Adam J. Forster Adam J. Forster - 4 days ago 5
Python Question

Should Python import statements always be at the top of a module?

PEP 08 states:


Imports are always put at the top of the file, just after any module comments and docstrings, and before module globals and constants.


However if the class/method/function that I am importing is only used in rare cases, surely it is more efficient to do the import when it is needed?

Isn't this:

class SomeClass(object):

def not_often_called(self)
from datetime import datetime
self.datetime = datetime.now()


more efficient than this?

from datetime import datetime

class SomeClass(object):

def not_often_called(self)
self.datetime = datetime.now()

Answer

Module importing is quite fast, but not instant. This means that:

  • Putting the imports at the top of the module is fine, because it's a trivial cost that's only paid once.
  • Putting the imports within a function will cause calls to that function to take longer.

So if you care about efficiency, put the imports at the top. Only move them into a function if your profiling shows that would help (you did profile to see where best to improve performance, right??)


The best reasons I've seen to perform lazy imports are:

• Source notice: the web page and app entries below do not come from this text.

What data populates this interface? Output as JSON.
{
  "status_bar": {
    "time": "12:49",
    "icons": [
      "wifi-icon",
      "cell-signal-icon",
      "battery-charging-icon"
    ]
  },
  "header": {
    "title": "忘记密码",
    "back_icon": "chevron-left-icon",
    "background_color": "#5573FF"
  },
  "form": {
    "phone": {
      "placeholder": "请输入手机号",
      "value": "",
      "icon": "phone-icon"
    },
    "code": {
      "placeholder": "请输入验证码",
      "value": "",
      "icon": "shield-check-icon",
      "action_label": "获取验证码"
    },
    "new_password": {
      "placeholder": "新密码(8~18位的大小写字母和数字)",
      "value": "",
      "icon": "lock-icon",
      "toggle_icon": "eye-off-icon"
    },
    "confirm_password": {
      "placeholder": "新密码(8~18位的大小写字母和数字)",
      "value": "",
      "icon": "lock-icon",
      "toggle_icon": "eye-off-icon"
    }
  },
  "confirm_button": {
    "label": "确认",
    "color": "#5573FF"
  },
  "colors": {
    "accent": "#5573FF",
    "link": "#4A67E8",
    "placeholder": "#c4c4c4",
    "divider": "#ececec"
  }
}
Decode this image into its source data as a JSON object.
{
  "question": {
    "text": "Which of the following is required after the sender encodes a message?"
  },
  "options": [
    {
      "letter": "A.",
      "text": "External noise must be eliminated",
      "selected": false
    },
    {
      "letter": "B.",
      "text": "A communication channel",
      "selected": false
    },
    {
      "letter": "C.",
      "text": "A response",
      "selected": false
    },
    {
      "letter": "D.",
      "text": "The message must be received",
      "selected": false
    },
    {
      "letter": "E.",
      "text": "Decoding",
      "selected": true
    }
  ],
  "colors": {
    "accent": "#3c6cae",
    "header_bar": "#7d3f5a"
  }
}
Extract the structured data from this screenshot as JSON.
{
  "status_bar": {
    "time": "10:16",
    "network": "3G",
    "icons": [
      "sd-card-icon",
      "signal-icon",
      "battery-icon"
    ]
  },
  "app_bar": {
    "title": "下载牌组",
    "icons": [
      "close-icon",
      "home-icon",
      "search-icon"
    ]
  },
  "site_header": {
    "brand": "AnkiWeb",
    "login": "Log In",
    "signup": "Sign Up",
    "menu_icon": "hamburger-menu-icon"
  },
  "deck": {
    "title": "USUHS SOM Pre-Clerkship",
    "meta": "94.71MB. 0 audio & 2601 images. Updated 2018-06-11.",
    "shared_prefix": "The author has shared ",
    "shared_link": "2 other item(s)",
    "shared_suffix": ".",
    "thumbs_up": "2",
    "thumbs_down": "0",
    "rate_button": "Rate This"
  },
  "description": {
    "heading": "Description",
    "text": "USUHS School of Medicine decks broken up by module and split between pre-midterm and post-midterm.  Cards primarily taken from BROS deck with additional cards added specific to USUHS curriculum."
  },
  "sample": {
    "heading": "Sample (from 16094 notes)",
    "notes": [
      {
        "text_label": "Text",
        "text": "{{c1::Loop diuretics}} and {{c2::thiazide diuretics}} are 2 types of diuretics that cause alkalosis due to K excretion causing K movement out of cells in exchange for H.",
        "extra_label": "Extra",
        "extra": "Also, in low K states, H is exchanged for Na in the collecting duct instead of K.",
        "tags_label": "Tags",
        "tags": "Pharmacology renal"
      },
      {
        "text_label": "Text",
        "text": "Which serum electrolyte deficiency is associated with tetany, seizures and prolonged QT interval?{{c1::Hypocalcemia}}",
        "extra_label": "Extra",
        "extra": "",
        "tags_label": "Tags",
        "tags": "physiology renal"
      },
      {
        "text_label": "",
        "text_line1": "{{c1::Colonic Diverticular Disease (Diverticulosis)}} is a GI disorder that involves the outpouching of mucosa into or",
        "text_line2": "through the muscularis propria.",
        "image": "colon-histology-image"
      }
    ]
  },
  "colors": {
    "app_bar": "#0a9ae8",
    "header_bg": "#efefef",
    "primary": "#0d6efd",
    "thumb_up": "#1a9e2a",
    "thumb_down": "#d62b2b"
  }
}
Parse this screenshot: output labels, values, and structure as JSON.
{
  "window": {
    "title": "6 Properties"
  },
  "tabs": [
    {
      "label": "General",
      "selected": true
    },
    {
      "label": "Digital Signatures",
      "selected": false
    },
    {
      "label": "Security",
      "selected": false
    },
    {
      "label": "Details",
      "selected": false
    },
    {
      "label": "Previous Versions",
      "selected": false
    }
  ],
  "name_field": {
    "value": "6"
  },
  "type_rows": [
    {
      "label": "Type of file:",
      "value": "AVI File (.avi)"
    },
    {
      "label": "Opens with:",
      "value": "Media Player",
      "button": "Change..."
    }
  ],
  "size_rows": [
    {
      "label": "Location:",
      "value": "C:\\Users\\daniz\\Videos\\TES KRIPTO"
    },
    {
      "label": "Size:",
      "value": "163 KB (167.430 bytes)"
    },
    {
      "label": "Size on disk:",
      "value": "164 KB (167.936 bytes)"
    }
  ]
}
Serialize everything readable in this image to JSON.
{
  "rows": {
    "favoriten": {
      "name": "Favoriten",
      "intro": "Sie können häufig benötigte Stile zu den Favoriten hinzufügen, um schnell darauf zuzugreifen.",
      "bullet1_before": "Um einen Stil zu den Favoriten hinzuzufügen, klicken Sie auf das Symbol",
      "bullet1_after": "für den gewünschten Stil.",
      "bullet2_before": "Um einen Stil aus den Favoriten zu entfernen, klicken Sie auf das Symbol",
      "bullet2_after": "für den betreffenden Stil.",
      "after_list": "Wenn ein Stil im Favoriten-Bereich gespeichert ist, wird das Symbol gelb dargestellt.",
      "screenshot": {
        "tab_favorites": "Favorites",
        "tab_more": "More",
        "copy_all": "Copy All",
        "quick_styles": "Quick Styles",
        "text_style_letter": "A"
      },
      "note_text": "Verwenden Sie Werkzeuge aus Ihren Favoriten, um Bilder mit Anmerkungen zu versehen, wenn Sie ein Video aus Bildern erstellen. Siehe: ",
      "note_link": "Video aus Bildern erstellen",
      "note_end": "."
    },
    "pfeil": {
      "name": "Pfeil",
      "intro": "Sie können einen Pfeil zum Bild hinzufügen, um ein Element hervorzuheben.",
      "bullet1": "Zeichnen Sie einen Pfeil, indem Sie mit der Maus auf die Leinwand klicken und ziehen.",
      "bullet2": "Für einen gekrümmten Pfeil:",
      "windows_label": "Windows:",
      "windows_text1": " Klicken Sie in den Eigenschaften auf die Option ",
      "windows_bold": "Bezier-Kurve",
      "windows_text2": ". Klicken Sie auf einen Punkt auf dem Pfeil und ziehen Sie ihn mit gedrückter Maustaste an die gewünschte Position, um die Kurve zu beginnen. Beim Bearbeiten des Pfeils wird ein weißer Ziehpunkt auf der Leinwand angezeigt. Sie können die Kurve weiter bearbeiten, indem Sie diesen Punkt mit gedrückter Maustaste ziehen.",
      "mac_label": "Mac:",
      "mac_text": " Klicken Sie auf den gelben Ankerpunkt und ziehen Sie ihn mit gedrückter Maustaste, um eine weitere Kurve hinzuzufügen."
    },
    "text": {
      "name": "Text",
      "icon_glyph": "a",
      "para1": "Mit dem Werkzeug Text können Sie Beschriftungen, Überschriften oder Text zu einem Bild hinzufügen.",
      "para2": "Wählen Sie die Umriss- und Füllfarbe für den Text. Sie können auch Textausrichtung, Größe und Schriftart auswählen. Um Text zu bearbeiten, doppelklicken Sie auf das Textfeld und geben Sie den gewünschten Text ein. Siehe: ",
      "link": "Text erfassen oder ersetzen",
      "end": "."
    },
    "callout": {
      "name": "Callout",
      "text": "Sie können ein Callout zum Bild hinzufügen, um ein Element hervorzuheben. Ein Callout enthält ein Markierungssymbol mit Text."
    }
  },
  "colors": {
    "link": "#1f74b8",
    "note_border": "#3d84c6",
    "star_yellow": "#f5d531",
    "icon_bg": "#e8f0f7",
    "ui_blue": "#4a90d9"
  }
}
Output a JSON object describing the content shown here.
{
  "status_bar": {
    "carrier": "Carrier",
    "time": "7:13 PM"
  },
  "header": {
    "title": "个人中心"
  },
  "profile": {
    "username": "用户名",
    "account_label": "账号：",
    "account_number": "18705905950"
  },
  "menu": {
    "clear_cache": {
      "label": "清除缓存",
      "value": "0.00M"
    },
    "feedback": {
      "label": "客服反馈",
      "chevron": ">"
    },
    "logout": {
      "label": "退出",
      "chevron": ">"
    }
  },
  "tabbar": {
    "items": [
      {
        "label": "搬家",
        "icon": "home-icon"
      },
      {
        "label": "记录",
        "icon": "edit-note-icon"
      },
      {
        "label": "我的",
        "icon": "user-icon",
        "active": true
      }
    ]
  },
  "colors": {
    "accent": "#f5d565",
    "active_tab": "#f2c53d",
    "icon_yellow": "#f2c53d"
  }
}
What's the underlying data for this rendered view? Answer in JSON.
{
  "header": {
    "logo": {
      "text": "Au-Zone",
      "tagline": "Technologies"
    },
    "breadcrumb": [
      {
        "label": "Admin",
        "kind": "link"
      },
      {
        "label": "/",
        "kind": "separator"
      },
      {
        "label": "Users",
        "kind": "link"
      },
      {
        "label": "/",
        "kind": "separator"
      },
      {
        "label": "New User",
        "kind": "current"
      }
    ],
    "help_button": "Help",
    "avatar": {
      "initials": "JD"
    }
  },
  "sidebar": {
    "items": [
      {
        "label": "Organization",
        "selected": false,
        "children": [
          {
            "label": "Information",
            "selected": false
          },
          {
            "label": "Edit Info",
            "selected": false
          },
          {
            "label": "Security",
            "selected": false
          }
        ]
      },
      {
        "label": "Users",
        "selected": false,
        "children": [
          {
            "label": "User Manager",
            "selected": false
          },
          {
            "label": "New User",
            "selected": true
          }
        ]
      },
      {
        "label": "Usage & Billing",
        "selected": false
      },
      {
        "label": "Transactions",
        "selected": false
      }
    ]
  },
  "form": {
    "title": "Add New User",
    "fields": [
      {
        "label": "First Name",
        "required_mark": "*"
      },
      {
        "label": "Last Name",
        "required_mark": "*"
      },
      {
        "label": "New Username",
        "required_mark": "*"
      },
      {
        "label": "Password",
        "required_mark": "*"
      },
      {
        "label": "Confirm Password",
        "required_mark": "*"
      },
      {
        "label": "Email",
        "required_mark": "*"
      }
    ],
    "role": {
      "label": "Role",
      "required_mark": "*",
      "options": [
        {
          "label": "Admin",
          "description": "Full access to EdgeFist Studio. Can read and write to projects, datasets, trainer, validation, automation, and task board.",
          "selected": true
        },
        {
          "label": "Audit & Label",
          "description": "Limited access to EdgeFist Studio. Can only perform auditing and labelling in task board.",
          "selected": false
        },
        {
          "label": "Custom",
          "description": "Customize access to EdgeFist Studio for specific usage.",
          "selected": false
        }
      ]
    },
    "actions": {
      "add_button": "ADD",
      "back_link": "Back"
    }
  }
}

  • Optional library support. If your code has multiple paths that use different libraries, don't break if an optional library is not installed.
  • In the __init__.py of a plugin, which might be imported but not actually used. Examples are Bazaar plugins, which use bzrlib's lazy-loading framework.
Comments